This is what Bailey’s Instagram profile reads: “Bailey Davis Ms | FL | to live will be an awfully big adventure✨ | Joshua 1:9 ?| #leveltheplayingfield.” The page is filled with swimsuit and glamour shots, as well as whimsical comments. One photograph showed her riding a bicycle in a red bikini. “((when all your friends back home are getting married & having babies but ur excited about ur new bike -with a basket )) ? ? #babyblue #newwhip #siestakey #lovefl #siesta #sunshine #bike #bikini #h&m,” the caption read.
In one post, she quoted singer Taylor Swift, writing, “Be the strong one who could get through anything….. be the one who never backed down.” That was on March 8. She also wrote, “#happyinternationalwomensday and also one month that I began a new adventure✈️ I’m so thankful for the strong, empowering women in my life. “Be fearless and kick ass”- my mom? ?” Other photos show her at the beach and in Hollywood.
She posted a photo in her cheerleader uniform and made reference to the dance team, writing, “love my dance family so much☺️?!! Not pictured: cupcakes, sweet tea and @chickfila gift cards ?.”
4. Davis Wrote That She Was ‘Happy for This Opportunity’
Bailey expressed enthusiasm about the cheerleading gig on social media before it ended. “If ya momma didn’t raise you a Saints fan she didn’t raise you right ?? so thankful for this opportunity #happy #playoffs @saints fans!!! #beatcarolina #momma #nfl,” she wrote in one post.
She wrote in December 2017 next to a photo of her in the cheerleading uniform, “Happy #backandgoldfriday !! see ya in Tampa??⚜️ #saints #whodat #beattampa.” One photo, taken in Mississippi, showed Bailey and her mother in matches Saints pajamas. “New year same us #coachmom #saintsgifts,” she wrote.
Yet another cheerleading outfit related post read, “Santa baby, slip a playoff under the tree for me…. been an awful good girl” ?? #saints #nfcsouth #christmas #blackandgold.”

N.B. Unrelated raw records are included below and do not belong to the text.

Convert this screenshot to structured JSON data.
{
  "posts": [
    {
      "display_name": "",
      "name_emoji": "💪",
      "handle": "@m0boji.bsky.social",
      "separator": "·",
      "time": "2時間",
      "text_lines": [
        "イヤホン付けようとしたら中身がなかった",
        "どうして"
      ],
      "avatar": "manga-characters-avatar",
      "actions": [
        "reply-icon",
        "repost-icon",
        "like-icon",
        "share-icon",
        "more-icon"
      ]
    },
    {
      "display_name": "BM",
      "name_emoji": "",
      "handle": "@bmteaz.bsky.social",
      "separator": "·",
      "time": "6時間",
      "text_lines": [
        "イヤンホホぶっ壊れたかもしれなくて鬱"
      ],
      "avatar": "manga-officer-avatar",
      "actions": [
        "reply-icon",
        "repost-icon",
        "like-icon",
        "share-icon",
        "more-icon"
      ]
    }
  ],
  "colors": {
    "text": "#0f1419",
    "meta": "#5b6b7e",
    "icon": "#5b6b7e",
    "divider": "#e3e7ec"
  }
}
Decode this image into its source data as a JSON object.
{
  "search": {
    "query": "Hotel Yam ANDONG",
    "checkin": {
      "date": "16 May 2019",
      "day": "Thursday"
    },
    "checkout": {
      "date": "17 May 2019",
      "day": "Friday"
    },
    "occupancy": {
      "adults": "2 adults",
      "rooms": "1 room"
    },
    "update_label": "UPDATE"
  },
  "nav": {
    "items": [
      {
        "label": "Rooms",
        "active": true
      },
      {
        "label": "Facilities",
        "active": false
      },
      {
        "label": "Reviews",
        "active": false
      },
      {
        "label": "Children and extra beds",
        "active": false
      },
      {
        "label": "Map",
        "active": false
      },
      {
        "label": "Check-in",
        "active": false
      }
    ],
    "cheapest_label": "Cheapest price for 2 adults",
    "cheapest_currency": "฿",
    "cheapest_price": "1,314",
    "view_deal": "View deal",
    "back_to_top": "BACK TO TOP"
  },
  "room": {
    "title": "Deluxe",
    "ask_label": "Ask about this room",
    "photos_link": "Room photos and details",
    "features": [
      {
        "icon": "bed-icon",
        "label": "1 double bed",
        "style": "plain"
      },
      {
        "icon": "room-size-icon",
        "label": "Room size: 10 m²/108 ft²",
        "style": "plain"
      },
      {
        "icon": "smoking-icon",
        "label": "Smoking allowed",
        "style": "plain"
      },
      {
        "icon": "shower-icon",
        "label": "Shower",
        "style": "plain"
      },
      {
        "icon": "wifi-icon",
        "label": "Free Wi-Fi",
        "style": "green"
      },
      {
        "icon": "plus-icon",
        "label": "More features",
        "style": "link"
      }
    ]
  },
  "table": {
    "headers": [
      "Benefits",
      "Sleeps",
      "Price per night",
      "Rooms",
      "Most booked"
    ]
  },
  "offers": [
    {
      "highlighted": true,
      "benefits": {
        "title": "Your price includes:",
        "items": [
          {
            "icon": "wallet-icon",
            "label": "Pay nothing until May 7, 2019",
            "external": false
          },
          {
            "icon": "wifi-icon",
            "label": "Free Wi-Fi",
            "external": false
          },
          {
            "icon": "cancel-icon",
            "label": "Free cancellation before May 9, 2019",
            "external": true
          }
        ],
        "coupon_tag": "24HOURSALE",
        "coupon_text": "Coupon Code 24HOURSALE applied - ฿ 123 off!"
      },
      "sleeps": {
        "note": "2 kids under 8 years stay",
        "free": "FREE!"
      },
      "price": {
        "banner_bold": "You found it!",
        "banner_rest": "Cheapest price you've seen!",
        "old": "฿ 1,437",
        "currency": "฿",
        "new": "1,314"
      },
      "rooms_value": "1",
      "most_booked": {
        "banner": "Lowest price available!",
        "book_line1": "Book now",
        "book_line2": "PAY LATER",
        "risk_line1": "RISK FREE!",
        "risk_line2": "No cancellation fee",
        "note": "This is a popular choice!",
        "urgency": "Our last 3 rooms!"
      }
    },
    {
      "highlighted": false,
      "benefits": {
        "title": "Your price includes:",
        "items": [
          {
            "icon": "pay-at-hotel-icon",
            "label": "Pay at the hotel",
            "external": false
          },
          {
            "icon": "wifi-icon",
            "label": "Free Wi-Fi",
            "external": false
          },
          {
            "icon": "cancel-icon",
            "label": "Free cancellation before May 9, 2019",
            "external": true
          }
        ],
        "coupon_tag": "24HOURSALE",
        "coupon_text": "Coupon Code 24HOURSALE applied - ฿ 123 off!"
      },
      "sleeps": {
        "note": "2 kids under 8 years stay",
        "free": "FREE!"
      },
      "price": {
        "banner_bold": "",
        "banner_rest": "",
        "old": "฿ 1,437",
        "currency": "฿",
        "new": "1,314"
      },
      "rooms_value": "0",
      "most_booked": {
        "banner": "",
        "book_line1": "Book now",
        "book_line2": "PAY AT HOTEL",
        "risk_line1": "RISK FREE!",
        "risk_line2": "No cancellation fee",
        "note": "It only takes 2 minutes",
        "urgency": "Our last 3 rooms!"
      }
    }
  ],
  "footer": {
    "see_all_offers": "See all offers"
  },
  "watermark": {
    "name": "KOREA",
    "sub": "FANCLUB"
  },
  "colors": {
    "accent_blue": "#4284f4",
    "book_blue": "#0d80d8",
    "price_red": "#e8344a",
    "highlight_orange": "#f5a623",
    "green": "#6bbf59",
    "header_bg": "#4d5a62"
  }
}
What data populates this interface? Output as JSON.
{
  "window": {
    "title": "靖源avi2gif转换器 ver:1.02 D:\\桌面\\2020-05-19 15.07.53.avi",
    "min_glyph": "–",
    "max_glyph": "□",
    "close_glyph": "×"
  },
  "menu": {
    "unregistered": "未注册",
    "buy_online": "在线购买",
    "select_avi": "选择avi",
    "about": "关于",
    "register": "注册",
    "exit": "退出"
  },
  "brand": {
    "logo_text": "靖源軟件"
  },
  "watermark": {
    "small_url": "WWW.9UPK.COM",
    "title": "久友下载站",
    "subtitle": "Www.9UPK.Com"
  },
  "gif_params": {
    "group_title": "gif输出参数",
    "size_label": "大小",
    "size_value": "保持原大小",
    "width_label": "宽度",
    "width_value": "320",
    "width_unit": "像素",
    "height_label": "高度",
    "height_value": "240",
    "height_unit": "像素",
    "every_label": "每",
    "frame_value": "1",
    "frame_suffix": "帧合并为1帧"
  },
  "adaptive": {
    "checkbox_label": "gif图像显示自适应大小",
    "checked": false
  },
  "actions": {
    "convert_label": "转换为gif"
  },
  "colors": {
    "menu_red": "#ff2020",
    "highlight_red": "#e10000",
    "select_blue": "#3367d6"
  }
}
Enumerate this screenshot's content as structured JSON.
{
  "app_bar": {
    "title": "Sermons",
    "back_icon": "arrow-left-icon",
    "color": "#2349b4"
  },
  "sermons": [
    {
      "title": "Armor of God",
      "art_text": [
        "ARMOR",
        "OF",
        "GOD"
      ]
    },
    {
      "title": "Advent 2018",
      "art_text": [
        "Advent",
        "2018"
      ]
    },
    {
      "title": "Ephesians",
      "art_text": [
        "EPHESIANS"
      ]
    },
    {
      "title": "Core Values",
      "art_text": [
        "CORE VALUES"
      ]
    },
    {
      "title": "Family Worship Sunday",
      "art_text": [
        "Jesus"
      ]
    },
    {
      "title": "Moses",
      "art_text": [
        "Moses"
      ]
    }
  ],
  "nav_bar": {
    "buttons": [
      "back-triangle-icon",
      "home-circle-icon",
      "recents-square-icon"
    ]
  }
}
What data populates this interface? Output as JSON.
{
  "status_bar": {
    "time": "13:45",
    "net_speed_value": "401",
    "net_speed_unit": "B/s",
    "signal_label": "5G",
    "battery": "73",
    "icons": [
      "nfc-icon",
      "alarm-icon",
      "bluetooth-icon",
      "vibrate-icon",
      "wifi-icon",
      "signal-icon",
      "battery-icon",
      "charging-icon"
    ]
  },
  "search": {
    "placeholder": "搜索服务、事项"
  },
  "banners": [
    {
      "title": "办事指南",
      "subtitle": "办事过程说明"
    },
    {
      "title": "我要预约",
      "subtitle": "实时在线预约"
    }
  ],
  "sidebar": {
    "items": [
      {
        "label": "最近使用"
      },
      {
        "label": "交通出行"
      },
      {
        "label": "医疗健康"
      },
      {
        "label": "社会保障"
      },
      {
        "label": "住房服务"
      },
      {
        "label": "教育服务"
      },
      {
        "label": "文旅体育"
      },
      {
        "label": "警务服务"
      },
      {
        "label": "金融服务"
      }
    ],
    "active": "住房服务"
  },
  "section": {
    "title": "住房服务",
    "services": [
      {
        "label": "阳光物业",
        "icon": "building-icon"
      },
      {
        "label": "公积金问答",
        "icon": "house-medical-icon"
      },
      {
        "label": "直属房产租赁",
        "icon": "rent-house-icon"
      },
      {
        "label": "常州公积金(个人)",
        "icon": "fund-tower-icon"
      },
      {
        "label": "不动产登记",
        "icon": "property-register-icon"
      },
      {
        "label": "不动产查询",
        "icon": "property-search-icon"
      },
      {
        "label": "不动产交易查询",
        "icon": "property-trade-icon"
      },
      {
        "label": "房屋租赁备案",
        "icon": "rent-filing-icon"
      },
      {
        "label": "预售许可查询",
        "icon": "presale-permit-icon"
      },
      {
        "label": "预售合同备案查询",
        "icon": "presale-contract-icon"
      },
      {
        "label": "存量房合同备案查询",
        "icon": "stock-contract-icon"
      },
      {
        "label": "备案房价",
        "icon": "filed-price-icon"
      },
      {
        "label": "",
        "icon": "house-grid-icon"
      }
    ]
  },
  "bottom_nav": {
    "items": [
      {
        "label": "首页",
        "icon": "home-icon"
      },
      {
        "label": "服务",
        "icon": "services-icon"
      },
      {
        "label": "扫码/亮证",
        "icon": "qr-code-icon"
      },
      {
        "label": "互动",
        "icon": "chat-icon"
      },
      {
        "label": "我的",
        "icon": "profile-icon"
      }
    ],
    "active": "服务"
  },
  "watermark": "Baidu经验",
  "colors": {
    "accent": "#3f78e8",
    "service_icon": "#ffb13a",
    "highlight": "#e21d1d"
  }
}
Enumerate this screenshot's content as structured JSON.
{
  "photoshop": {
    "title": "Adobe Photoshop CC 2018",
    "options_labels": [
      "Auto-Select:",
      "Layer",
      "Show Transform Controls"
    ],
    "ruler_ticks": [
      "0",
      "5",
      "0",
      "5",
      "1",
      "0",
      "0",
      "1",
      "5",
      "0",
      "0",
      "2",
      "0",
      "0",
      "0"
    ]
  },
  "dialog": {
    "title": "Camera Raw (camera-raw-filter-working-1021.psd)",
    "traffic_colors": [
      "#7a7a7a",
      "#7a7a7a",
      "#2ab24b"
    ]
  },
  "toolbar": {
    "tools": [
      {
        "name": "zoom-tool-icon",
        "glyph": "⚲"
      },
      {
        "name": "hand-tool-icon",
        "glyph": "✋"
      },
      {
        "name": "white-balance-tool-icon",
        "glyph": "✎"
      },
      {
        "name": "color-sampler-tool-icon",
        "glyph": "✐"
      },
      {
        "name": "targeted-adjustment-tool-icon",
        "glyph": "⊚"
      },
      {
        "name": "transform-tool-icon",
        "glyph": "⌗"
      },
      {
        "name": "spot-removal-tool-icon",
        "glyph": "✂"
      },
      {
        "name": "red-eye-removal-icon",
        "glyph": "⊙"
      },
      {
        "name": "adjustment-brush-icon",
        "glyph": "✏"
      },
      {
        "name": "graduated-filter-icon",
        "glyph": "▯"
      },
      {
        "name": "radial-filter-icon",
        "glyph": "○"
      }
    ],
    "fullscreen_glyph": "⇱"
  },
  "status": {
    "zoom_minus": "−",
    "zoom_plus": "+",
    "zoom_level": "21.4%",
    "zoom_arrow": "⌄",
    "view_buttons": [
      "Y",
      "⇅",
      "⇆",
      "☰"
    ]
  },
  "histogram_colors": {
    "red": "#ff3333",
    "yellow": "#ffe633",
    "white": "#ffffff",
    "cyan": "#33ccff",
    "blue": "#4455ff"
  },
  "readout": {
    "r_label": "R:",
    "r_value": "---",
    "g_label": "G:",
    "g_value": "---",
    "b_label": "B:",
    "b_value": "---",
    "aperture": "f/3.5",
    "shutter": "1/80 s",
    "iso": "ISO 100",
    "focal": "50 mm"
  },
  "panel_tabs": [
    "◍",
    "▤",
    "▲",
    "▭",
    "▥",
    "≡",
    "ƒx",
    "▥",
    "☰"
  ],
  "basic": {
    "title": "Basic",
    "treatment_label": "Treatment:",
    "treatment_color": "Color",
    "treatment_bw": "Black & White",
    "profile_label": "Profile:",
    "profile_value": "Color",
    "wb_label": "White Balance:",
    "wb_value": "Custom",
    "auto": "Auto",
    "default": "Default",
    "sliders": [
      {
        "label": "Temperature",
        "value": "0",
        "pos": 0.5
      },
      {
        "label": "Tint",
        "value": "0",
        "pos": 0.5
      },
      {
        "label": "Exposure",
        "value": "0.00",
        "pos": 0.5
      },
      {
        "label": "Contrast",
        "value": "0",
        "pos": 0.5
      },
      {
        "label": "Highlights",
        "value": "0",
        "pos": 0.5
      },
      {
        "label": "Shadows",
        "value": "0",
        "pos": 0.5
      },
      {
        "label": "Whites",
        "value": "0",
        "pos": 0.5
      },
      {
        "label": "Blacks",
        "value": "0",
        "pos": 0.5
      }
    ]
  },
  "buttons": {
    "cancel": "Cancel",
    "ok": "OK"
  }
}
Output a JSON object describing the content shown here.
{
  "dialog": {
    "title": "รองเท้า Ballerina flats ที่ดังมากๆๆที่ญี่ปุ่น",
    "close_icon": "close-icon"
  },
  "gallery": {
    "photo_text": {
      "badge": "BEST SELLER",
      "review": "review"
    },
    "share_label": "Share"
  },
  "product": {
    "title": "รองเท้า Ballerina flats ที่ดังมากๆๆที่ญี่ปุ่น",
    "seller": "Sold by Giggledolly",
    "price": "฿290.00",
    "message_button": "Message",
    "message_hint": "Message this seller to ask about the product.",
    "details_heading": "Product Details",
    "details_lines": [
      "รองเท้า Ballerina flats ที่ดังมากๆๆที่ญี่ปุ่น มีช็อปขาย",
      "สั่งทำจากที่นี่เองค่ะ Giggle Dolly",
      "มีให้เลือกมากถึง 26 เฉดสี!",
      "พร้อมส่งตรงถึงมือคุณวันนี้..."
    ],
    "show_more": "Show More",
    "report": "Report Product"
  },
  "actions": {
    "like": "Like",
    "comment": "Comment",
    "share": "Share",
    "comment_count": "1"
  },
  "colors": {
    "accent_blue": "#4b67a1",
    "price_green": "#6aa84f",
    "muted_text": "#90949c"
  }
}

5. Rules for Other NFL Teams’ Cheerleaders Provoked Controversy Before
It’s not the first time that NFL teams have been criticized for what some believe are draconian or puritanical rules for cheerleaders. For example, Deadspin previously reported that a cheerleader for the Cincinnati Bengals named Alexa Brenneman accused the team of violating federal employment laws. That action dates back to 2014.
However, it revealed some details about the team’s rules. Among the rules that were skewered by some critics: The Bengals cheerleaders were allegedly banned from wearing panties and were ordered not to have “slouching breasts.” The rule in question read, according to Deadspin, “No panties are to be worn under practice clothes or uniform, not even thong panties. Wear pantyhose to match skin tone (L’eggs). No Danskins/Dance type tights. No control top at practices or games. No exposed skin at ankles — pantyhose must extend down into socks. No slouching breasts. Support as needed. Black or nude seamless bra mandatory for games. (No lace).”
The team ultimately settled that class action lawsuit.